Erik Swope-Wise said Lipp asked to post the image last weekend. He initially was pleasantly surprised by the outpouring of support in comments and likes, but then the messages turned “hateful” and “condescending.” Some who made comments were upset because the men are Pentacostal, which traditionally rejects same-sex marriage, though their church does not.
Facebook spokesman Andrew Noyes told NBC News in an email that the photo did not violate their “policies or community standards and was removed in error. The image has been restored and we apologize for any inconvenience this may have caused." A team reviews hundreds of thousands of reports every week, and occasionally mistakes are made, he said.
“I accept that … we’re all subject to human error,” Erik Swope-Wise said. “However the process by which Facebook uses to make those determinations is probably a little too mechanical. When a person puts an opposition to a post … it’s a list of choices that you choose to describe why this is offensive or inappropriate but there gives no validation, you know, as to what that really is.”

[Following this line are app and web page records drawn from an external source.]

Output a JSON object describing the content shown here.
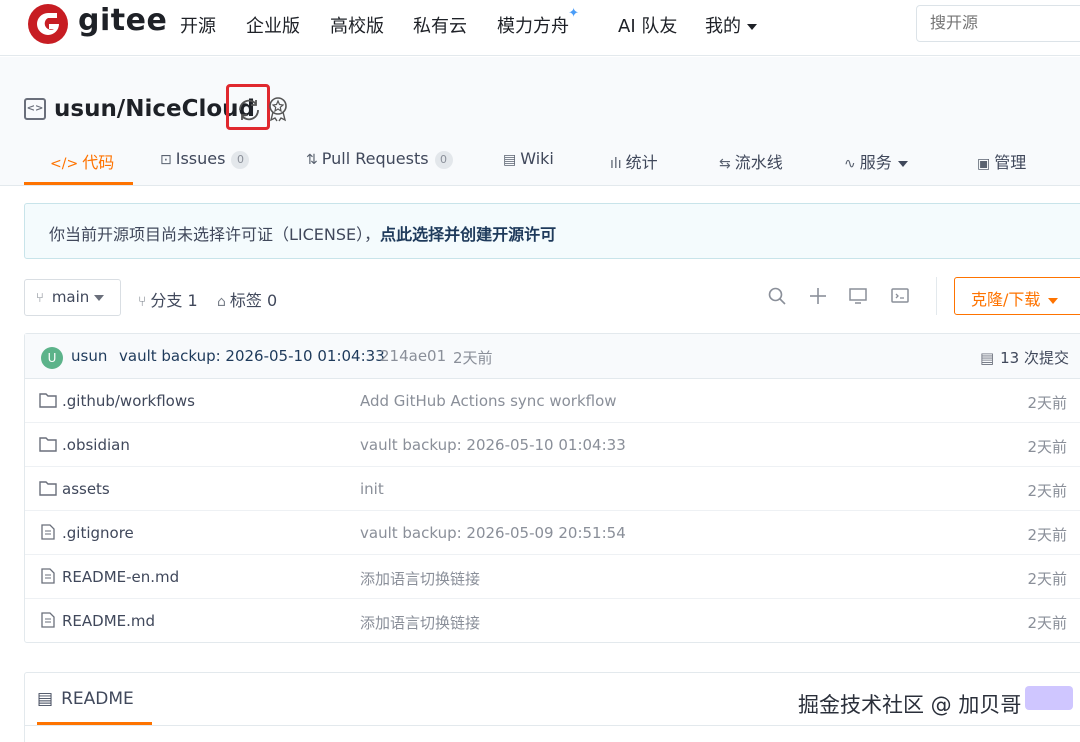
{
  "nav": {
    "brand": "gitee",
    "items": [
      "开源",
      "企业版",
      "高校版",
      "私有云",
      "模力方舟",
      "AI 队友",
      "我的"
    ],
    "spark": "✦",
    "search_placeholder": "搜开源"
  },
  "repo": {
    "title": "usun/NiceCloud",
    "tabs": [
      {
        "label": "代码",
        "icon": "</>",
        "active": true
      },
      {
        "label": "Issues",
        "icon": "⊡",
        "count": "0"
      },
      {
        "label": "Pull Requests",
        "icon": "⇅",
        "count": "0"
      },
      {
        "label": "Wiki",
        "icon": "▤"
      },
      {
        "label": "统计",
        "icon": "ılı"
      },
      {
        "label": "流水线",
        "icon": "⇆"
      },
      {
        "label": "服务",
        "icon": "∿"
      },
      {
        "label": "管理",
        "icon": "▣"
      }
    ]
  },
  "notice": {
    "text": "你当前开源项目尚未选择许可证（LICENSE），",
    "link": "点此选择并创建开源许可"
  },
  "toolbar": {
    "branch": "main",
    "branches": "分支 1",
    "tags": "标签 0",
    "clone": "克隆/下载"
  },
  "commit": {
    "avatar": "U",
    "user": "usun",
    "message": "vault backup: 2026-05-10 01:04:33",
    "hash": "214ae01",
    "time": "2天前",
    "count": "13 次提交"
  },
  "files": [
    {
      "type": "folder",
      "name": ".github/workflows",
      "msg": "Add GitHub Actions sync workflow",
      "time": "2天前"
    },
    {
      "type": "folder",
      "name": ".obsidian",
      "msg": "vault backup: 2026-05-10 01:04:33",
      "time": "2天前"
    },
    {
      "type": "folder",
      "name": "assets",
      "msg": "init",
      "time": "2天前"
    },
    {
      "type": "file",
      "name": ".gitignore",
      "msg": "vault backup: 2026-05-09 20:51:54",
      "time": "2天前"
    },
    {
      "type": "file",
      "name": "README-en.md",
      "msg": "添加语言切换链接",
      "time": "2天前"
    },
    {
      "type": "file",
      "name": "README.md",
      "msg": "添加语言切换链接",
      "time": "2天前"
    }
  ],
  "readme": {
    "icon": "▤",
    "label": "README"
  },
  "watermark": "掘金技术社区 @ 加贝哥",
  "colors": {
    "accent": "#fe7300",
    "brand_red": "#c71d23",
    "highlight_box": "#e0282e"
  }
}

What might be offensive to one group may not be to another, and the term “offensive” was also “too general,” he added. “I think the scrutiny of it needs to be a little more clear before they take such harsh action.”
Rich Ferraro, a spokesman for the Gay and Lesbian Alliance Against Defamation (GLAAD), said he has seen this happen before but that Facebook has always taken quick action.
“More often than not reporting tools on sites like Facebook are used positively to report anti-LGBT bullying or hate speech. Unfortunately, anti-LGBT users have also used these tools to target LGBT community members -- but when GLAAD has brought incidents like this to Facebook, they have always immediately restored the content,” he wrote to NBC News in an email.
Issues can arise when social networking sites wade into heated debates.
"This is involving a lot of judgment calls right, like what is hate speech and what is a political statement. It's extraordinary difficult some times," said Rebecca Jeschke, a spokeswoman for the nonprofit Electronic Frontier Foundation, which advocates for the public’s digital rights.
She said best practices would be to have a “really clear procedure for contesting any kind of take down and for that to be followed consistently.”
"Lots of activists use these forums for their activism and so if you censor their activity through Facebook then you're functionally censoring their speech activity on the Internet,” she said. “Facebook isn’t like a state government. It can restrict speech in any way it wants, but sometimes the ramifications are the same."